City already warmer and wetter than in ‘70s
Hamilton is already nearly one degree warmer than it was 40 years ago and getting more rain to boot.
The Hamilton Conservation Authority now hopes to get a handle on how the city will be affected by climate change in the decades to come – and what can be done about it.
Members of the authority’s budget and administration committee last week agreed to kick start a two-phase, $103,000 study by reallocating about half that amount from a fund initially earmarked to examine shoreline protection.
Hazel Breton, manager of water resources engineering, said the ultimate goal is to mitigate and adapt to the changes in store.
She said she hopes to have some preliminary findings of the study, which will focus on the lower SpencerCreek watershed, by the end of this year.
To be conducted with the help of Waterloo-area consultants Matrix Solutions, the study will “downscale” global and other available climate data to Hamilton to project a range of impacts by 2050, Breton said.
“We will run those models over our landscape that will then tell us, will we be having an increase in cold-alert days, heat-alert days, number and extent of frequency of extreme rainfalls and snow events,” she said.
“Knowing that we will probably end up somewhere between those extremes, we will be able to identify vulnerable areas both for the city, in terms of flooding and low-lying areas, but also the experience of cold alerts and heat alerts and, in our case, flooding.”
Breton said the City of Niagara Falls has already done a similar study and found its weather will be like New Jersey’s by mid-century.
“They’re in their streetscape planting already looking at the New Jersey vegetation and actually have started to plant that type of tree in the urban environment. Others are looking at more heat-resistant plants,” she said.
“We’re not only going to look at how we mitigate, but how we adapt as well to prepare ourselves, so we’re a little bit different.”
Breton said although many people “are getting the message” on the need to cut carbon emissions, the message needs to be taken more urgently and put into action.
“It doesn’t have to be rocket-science things; it’s very simple things,” she said, like not watering the lawn every day, running the air conditioner all summer or washing down a driveway when rain will eventually do the job.
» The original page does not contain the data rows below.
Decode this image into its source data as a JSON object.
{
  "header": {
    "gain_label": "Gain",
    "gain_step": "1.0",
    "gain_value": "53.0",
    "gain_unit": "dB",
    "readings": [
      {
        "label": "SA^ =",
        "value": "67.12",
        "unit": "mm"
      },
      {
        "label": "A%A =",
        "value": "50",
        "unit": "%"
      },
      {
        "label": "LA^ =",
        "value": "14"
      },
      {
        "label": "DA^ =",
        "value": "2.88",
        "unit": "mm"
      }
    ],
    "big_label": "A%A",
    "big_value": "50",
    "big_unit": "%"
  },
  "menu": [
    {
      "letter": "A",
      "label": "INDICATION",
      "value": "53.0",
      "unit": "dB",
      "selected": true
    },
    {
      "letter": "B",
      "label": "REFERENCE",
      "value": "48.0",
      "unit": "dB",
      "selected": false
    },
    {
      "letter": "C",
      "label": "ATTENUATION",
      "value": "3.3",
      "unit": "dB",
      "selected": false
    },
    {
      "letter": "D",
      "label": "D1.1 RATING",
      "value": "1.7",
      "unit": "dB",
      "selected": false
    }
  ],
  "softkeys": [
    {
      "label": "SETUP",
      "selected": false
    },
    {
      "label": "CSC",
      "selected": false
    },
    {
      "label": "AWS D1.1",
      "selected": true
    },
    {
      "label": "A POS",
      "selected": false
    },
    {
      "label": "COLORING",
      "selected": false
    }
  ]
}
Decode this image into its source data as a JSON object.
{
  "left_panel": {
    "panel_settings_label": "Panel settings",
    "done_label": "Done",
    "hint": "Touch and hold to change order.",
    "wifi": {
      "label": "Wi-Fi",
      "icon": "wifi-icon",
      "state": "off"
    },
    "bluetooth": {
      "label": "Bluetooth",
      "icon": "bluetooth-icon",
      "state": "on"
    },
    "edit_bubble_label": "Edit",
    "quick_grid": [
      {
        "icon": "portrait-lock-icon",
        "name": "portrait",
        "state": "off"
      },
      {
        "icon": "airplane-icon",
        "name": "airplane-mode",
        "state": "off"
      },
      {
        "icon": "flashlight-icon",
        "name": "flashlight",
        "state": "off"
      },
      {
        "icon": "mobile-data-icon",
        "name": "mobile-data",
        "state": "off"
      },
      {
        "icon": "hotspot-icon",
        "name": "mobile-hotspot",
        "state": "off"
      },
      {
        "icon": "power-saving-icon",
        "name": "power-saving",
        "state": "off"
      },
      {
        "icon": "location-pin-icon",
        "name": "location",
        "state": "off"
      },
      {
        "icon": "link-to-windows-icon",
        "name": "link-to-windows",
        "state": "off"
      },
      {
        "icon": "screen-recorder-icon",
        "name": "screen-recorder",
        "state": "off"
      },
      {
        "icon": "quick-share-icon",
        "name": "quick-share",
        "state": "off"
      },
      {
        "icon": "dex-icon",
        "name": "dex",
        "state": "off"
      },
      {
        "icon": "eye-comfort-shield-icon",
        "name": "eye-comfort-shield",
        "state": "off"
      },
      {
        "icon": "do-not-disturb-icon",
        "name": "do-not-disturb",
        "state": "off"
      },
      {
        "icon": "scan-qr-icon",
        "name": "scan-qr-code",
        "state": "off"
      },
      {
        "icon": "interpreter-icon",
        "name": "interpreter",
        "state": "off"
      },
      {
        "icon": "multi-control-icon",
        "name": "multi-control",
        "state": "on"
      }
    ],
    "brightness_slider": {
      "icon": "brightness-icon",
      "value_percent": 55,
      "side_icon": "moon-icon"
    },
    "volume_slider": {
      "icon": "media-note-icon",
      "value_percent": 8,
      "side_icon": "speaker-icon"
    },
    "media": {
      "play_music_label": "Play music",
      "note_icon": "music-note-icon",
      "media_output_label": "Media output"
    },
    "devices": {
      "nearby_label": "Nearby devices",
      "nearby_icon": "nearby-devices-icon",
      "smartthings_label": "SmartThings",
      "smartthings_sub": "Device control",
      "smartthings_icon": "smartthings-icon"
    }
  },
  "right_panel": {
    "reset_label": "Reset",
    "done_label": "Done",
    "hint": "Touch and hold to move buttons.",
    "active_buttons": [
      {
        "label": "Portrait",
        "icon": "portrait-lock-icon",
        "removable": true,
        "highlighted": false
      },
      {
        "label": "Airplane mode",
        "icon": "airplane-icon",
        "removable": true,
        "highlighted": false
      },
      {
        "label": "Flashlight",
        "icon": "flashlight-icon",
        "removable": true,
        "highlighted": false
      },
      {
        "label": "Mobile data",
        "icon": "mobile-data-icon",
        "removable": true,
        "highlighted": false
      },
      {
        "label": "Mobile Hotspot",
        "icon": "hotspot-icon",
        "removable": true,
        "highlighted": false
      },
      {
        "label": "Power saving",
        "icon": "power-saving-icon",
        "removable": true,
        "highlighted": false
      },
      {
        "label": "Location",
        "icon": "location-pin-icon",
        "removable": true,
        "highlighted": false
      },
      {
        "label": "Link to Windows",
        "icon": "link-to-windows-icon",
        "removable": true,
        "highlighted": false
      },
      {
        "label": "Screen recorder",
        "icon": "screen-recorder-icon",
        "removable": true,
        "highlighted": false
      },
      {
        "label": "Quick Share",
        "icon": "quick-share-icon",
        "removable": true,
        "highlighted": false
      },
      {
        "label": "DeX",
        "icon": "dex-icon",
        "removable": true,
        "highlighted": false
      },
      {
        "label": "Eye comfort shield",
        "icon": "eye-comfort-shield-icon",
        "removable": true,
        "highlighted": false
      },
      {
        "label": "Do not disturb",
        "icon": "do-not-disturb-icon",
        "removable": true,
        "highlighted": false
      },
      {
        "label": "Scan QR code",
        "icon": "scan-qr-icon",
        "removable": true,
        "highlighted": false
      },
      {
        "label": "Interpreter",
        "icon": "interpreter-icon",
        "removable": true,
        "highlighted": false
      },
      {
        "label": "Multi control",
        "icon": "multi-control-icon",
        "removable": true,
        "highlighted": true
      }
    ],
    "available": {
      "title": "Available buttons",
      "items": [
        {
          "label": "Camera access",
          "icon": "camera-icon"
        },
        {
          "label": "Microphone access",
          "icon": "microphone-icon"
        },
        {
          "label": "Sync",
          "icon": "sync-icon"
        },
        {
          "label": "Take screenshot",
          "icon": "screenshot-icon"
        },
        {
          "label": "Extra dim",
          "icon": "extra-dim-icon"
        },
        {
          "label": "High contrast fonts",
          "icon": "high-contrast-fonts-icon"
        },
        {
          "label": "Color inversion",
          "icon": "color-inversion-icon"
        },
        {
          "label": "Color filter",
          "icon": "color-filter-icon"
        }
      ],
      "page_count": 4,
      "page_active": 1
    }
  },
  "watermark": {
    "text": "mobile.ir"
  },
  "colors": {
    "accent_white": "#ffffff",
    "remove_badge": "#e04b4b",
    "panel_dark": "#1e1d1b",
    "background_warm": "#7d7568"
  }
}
“It’s drinkable water and the cost to keep it clean and transport it is huge, and it does emit CO2 to do that… I know it’s baby steps, but some small things we start with and then we’re going to graduate to more significant actions.”